Higher indirect tax collections in 2016-17 may also partly explain the more bullish GDP growth forecasts compared to GVA.
The government’s GVA growth estimates are even more bearish than the Reserve Bank of India (RBI), which expects the GVA to grow 6.9 percent in 2016-17.
The main GDP estimates, however, ran counter to analyst projections that had forecast a sharp deceleration in the broader economy caused by demonetisation.
The first estimates released in January projected that India would grow 7.1 percent in 2016-17. These were based on incomplete corporate income and factory output data and did not fully factor in the effects of demonetisation.
While there were signs of slide in consumer goods sales and muted investment activity because of the cash crunch, the CSO did not revise downwards India’s GDP growth in its second advance estimates on Tuesday.
Most analysts and think-tanks have projected a sub-7 percent growth in based on consumer goods sales figures and third quarter corporate balance sheets.
The International Monetary Fund (IMF) had projected that demonetisation will pull down India’s GDP growth to 6.6 percent in 2016-17, while the Economic Survey had said that GDP could slow down 6.5 percent.
In fact, the Economic Survey said India’s GDP will at grow at 6.75 to 7.5 percent in 2017-18, tempering down expectations of an early revival in the broader economy still reeling under the effects of demonetisation.
Contrary to expectations, the CSO estimates did not show demonetisation’s worst effects in the October-December GDP growth figures as came in the middle of the 50-day currency recall period from November 8 to December 31.
The sudden move to outlaw Rs 500 and Rs 1000 currency notes was widely believed to have hurt household spending on aspirational and essential products that have been the edifice of the India growth story.
Demonetisation has also upset families’ spending plans on cars, televisions and refrigerators that peak during the wedding season during October-March.
Remarkably, however, private final consumption expenditure (PFCE)—a metric to measure changes in household spending—grew 10.06 percent in October-December 2016 compared to 6.7 percent growth in the previous quarter.
While India remains the world’s fastest growing major economy ahead of 6.7 percent growth in China that is battling an industrial deceleration question marks have been raised over its ability to hold on to that status following the demonetisation drive.
The manufacturing sector grew 8.3 percent during October-December, from 12.8 percent in October-December 2015-16 and 6.9 percent in July-September 2016-17, reflecting the poor consumer durables output and sales in the last few months following restricted access to cash.
In the full year for 2016-17, the CSO has forecast that the manufacturing sector will grow at 7.7 percent from 10.6 percent in 2015-16.
India’s factory output measured by the index of industrial production (IIP)—the closest approximation for measuring economic activity in the country’s business landscape-- already contracted (-) 0.4 percent in December from a growth 5.7 percent in November indicating signs of faltering industrial activity because of demonetisation.

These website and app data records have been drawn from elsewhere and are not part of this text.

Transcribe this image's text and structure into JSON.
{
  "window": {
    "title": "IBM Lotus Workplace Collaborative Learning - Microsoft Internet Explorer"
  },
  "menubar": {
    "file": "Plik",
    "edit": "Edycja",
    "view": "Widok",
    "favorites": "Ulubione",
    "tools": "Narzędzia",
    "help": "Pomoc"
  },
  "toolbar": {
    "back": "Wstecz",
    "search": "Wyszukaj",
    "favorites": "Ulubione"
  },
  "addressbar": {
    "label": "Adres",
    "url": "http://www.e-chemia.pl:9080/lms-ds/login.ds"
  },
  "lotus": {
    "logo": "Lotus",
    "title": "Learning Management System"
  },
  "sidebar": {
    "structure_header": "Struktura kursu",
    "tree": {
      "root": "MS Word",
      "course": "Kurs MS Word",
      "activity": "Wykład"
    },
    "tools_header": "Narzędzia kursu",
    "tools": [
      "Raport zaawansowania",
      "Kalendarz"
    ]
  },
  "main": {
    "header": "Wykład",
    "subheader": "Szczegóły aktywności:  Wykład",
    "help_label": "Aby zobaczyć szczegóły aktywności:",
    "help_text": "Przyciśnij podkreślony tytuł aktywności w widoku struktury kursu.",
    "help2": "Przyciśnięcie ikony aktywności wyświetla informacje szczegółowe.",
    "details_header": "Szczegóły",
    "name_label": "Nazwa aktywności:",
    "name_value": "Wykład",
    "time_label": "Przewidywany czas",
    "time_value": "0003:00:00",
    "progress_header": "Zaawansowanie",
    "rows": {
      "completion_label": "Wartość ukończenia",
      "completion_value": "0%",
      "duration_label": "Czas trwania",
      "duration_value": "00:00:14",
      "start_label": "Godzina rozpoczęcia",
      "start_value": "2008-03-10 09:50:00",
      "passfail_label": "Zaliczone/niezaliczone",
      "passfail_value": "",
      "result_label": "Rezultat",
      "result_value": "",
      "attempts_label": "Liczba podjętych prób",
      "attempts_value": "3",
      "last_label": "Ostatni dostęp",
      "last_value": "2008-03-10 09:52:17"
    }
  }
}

Good rains this year have likely helped in raising farm income. Agriculture is set to grow at 4.4 percent this year, compared to 0.8 percent in the previous year.
In the third quarter October-December 2017, the farm sector (including forestry and fishing), grew at 6 percent compared to a (-) 2.2 percent contraction in the same period of 2016. It grew 3.8 percent in July-September 2016.
Part of this expansion, however, can also be due to a low base-effect—a statistical phenomenon that magnifies small changes. India was hit by two successive droughts in the last two years.